The year was 1696. The period was a turning point in English history, sitting on the eve of the industrial and agricultural revolutions. Yet as noted above it was a time of fervent religious devotion and society had not yet changed. Washington was a small farming settlement in County Durham which since the Middle Ages had grew up around the old hall (as typical for many places in Sunderland) and had also started to discover coal mining. In this kind of community, it goes without saying that everyone knew each other and had limited knowledge or outlook to the outside world.
One day however, a disease outbreak occurred in the farming community which killed all of its cattle.
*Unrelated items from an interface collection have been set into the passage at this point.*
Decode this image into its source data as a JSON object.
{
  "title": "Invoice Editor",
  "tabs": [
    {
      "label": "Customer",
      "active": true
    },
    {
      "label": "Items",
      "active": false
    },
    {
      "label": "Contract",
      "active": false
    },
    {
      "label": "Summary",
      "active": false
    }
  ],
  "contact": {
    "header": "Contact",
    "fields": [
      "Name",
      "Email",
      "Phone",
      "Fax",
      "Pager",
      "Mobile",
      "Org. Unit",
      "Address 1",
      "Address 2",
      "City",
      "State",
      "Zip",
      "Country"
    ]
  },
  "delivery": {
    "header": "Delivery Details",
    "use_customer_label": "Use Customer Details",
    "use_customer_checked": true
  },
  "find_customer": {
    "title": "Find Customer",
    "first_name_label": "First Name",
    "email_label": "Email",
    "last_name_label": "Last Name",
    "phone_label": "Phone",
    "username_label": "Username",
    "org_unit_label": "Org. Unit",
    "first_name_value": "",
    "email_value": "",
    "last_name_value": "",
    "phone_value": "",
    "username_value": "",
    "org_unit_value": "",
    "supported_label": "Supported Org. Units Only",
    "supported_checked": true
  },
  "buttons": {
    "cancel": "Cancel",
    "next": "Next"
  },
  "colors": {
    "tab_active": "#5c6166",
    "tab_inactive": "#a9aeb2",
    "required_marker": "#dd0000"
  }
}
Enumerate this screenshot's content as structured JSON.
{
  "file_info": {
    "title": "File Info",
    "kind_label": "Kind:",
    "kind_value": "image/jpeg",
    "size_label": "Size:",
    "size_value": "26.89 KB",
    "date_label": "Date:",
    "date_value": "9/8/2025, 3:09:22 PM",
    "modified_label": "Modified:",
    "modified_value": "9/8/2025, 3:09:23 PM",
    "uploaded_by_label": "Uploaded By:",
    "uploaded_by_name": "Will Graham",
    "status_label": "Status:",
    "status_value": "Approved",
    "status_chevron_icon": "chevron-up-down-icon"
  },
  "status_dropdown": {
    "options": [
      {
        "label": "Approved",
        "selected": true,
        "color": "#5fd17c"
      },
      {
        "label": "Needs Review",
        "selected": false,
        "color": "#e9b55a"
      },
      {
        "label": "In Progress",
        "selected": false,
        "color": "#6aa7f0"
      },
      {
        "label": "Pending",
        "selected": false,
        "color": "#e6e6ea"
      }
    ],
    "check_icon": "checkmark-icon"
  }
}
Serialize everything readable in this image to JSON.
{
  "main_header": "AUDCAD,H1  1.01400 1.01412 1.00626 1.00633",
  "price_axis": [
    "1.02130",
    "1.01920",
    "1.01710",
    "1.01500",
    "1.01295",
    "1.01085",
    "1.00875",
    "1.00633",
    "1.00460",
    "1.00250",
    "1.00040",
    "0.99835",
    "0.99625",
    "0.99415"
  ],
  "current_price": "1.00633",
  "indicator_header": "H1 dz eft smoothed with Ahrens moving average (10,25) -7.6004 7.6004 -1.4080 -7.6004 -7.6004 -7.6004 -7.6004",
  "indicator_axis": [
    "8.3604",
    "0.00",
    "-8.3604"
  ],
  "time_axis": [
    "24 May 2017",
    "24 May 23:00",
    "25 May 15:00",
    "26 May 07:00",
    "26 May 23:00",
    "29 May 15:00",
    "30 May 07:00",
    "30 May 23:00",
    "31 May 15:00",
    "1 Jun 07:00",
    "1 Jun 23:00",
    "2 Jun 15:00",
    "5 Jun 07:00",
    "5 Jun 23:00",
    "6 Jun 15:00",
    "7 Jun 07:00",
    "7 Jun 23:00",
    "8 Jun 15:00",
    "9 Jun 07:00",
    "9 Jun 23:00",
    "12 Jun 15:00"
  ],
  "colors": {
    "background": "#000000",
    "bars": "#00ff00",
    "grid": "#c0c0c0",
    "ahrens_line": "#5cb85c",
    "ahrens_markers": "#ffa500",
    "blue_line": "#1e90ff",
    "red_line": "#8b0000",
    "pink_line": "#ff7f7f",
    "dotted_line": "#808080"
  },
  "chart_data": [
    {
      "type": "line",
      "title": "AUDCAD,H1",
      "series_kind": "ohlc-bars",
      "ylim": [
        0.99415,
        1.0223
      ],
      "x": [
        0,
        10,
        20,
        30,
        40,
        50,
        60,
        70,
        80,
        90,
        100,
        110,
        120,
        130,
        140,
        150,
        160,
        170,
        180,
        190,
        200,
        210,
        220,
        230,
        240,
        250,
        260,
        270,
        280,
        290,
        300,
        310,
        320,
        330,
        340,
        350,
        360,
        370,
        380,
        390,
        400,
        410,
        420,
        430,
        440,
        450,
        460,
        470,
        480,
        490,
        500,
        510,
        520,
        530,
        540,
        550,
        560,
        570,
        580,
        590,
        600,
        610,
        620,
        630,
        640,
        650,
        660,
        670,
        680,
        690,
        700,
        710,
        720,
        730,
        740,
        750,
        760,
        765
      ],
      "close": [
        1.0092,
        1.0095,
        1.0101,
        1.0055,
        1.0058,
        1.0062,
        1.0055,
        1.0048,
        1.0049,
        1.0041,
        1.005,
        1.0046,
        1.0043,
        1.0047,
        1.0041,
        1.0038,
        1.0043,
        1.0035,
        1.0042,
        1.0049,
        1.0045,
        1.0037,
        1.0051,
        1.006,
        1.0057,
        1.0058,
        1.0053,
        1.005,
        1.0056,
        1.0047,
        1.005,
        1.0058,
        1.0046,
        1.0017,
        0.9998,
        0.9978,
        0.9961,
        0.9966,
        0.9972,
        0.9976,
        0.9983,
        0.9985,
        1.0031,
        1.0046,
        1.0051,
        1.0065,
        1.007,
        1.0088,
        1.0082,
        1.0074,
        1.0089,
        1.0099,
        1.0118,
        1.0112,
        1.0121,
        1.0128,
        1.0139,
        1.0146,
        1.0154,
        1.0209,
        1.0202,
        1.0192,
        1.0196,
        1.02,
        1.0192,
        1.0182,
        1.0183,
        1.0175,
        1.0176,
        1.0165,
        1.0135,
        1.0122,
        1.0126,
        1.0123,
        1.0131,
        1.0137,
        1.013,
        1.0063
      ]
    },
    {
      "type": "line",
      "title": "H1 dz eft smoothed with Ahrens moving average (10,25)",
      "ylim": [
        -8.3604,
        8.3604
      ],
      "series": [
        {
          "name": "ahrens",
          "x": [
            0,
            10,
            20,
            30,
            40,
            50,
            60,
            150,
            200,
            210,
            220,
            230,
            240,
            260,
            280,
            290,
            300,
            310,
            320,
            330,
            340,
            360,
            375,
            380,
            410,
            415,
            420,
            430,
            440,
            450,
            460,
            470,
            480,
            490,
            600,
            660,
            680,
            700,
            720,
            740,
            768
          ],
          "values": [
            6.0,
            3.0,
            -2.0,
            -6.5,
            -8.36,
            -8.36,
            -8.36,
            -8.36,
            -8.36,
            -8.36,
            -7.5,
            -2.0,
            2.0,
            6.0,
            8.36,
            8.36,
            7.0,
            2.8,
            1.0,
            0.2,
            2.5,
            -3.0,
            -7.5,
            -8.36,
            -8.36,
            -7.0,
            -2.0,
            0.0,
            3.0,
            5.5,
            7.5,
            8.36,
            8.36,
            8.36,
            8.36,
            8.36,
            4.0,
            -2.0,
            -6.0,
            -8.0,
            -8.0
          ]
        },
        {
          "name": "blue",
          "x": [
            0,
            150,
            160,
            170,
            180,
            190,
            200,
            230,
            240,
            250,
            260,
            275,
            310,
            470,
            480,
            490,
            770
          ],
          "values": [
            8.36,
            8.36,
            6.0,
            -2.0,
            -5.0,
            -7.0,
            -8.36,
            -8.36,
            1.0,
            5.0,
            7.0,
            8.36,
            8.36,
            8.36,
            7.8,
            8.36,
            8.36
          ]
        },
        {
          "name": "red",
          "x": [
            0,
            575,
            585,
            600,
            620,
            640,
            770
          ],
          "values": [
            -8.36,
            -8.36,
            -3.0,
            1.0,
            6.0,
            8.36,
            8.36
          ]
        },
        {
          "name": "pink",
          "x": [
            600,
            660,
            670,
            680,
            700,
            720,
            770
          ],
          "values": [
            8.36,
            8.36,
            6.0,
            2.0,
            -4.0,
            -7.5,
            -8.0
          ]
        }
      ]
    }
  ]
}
Unable to understand what had happened, the Washington community whipped up mass hysteria and played the “witch” card, assuming the deaths had occurred by an act of dark magic. This quickly led to a Witch Hunt, and the elderly Jane Atkinson, an older woman who lived on her own, became the most “Logical” target. The villagers captured her and thus accused her of witchcraft, leading to one of the infamous “Witch Trials of that era”.
Jane was lucky to the extent that being burnt at the stake, a common practice at the beginning of her century, was banned. However, she would not be spared from the test of her “innocence” which involved sealing her in a sack and throwing her into a body of water to see if she would float or not. The logic behind this bizarre treatment was that if she floated, she was “guilty” because she could not be submerged in water as the evil of her magic meant she was rejected by god, and therefore could not be baptized. So on the other hand, if she sunk to the bottom it meant she was innocent…
So of course, Jane was tied into a sank and thrown into the Washington Pond (which is now the village War Memorial) and surely enough, she sank to the bottom. However, this didn’t acquit her from the mob. Unhappy, they did it not just twice but three times. To nobody’s surprise Jane sadly and predictably drowned anyway. The subsequent burial register is alleged to have placed “Witch” next to her name. She was buried in the Washington Churchyard, meaning she still remains in that cemetery today, even if the headstone itself has been since lost. Needless to say, what a horrible ordeal to experience.